When she and Grandpa Gwen moved out of the house in Lewiston – it was time to clean up ten plus years of stuff. There were National Geographic magazines, saved newspapers and numerous other bits and pieces. Dad hauled two loads of “stuff” to the dump. I don’t remember seeing all of that stuff…except on the kitchen counters. Grandma kept things pretty well hidden away…but her refrigerator was dangerous. I knew at a young age to be wary of anything that came out of her refrigerator. When you opened her refrigerator door, there were margarine containers, cool whip containers, and numerous packages mysteriously wrapped in tin foil. There was fresh food in there as well…but who knew how long the food in those containers had been in there. I remember one time that my grandmother made meatloaf and my family had stopped by on our way to camping. My best friend…who was the pickiest eater in the world…asked for seconds of my grandmother’s meatloaf. I doubted that I even had a full helping. I had seen her make that meatloaf. She took all kinds of meat out of her refrigerator and put it through a grinder. Frankly, it smelled suspiciously like dog food to me. I remember when I was older that she gave my father some watermelon that had hair growing on it. Mom took it away from him before he could even try to eat it.

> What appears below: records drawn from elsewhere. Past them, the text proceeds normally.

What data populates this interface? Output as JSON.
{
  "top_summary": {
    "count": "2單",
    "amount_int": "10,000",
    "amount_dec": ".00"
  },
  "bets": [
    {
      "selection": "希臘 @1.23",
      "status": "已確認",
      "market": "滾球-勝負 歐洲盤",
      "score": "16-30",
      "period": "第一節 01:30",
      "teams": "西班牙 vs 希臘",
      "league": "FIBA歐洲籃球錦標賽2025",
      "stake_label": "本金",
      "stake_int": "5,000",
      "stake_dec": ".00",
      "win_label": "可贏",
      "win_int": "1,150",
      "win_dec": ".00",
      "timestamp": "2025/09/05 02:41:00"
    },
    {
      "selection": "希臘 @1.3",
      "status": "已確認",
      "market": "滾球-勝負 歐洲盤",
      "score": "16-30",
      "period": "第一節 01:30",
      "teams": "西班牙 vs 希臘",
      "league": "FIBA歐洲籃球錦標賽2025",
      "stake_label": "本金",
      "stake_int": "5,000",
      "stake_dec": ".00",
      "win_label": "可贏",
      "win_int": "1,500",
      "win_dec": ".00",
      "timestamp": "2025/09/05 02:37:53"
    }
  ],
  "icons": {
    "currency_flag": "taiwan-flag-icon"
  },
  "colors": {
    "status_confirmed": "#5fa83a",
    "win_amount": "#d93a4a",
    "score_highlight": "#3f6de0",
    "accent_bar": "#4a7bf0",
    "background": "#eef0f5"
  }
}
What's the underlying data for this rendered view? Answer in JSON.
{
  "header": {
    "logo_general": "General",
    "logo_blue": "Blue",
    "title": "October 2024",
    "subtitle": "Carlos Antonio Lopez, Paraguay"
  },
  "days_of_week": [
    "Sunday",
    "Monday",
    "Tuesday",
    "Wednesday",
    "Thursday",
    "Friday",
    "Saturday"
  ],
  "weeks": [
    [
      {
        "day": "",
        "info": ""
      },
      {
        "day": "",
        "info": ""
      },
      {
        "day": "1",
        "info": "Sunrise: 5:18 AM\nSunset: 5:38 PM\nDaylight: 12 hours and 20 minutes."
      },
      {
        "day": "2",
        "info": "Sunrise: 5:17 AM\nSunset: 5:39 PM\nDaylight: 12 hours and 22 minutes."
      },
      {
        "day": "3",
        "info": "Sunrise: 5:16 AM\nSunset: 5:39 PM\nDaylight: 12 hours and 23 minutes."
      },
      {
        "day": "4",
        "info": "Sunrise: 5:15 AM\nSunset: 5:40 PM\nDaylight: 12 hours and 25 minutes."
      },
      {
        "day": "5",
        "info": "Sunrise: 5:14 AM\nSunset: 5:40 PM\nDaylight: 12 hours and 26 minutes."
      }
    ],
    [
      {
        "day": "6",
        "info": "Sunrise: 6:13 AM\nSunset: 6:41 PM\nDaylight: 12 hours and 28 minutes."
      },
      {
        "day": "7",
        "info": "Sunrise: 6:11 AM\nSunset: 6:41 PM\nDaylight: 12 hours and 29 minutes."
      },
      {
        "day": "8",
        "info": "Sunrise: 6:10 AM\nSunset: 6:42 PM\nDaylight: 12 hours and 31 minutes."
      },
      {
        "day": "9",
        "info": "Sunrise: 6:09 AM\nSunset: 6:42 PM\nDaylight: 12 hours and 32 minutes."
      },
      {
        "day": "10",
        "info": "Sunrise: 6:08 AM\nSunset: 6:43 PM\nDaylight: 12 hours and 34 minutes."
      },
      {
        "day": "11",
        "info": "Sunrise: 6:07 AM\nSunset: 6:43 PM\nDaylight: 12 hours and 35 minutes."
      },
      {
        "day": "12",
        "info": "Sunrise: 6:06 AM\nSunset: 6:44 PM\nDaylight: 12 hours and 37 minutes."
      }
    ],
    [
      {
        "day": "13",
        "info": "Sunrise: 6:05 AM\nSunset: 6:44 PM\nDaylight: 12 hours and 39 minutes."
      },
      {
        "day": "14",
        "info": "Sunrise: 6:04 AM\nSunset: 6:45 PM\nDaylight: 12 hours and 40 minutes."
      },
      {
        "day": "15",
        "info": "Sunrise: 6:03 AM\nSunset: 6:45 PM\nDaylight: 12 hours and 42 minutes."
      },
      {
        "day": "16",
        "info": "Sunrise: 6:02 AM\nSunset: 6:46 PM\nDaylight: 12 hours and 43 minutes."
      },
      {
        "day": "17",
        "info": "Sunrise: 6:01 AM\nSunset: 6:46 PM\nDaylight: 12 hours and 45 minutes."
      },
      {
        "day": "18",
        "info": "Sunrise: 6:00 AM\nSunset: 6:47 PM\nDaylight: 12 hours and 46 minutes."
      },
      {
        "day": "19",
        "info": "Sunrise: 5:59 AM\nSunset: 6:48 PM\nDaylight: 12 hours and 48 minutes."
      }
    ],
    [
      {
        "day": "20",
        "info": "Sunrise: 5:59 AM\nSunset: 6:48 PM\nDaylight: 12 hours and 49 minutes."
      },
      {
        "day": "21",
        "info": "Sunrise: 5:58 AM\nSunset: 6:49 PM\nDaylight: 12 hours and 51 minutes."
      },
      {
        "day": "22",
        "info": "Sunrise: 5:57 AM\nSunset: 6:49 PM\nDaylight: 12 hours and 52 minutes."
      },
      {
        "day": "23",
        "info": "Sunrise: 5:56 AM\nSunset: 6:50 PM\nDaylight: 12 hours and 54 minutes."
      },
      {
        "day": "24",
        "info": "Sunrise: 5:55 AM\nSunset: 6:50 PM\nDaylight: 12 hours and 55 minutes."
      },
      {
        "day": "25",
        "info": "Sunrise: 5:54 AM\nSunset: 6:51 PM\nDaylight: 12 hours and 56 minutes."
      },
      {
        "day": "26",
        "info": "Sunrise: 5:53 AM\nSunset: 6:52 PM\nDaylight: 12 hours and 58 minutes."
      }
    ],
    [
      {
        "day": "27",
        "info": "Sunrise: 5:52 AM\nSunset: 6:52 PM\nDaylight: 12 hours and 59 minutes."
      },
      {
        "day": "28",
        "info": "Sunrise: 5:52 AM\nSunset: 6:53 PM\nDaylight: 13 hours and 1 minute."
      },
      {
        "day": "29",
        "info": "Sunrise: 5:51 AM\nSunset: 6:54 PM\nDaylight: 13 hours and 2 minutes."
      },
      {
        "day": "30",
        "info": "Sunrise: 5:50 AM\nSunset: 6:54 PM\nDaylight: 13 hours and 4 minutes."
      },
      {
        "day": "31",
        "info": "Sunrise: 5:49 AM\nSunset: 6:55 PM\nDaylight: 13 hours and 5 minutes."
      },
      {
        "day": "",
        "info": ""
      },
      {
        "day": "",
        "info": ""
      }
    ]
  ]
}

Not only did she save containers, magazine and newspapers…she saved food. If she thought it could be used, it was stored away in the fridge. I suppose that is one of the reasons that I am more apt to throw food away if I have the least doubt about it. Grandma just never quite changed her mind set after living through the depression. I even saw my other grandmother save containers and use them the same way. When Grandma Cappy died…we started cleaning out her kitchen. There were piles of old plastic containers. She had stuffed things in the dishwasher because it was an appliance that she really didn’t see the need for.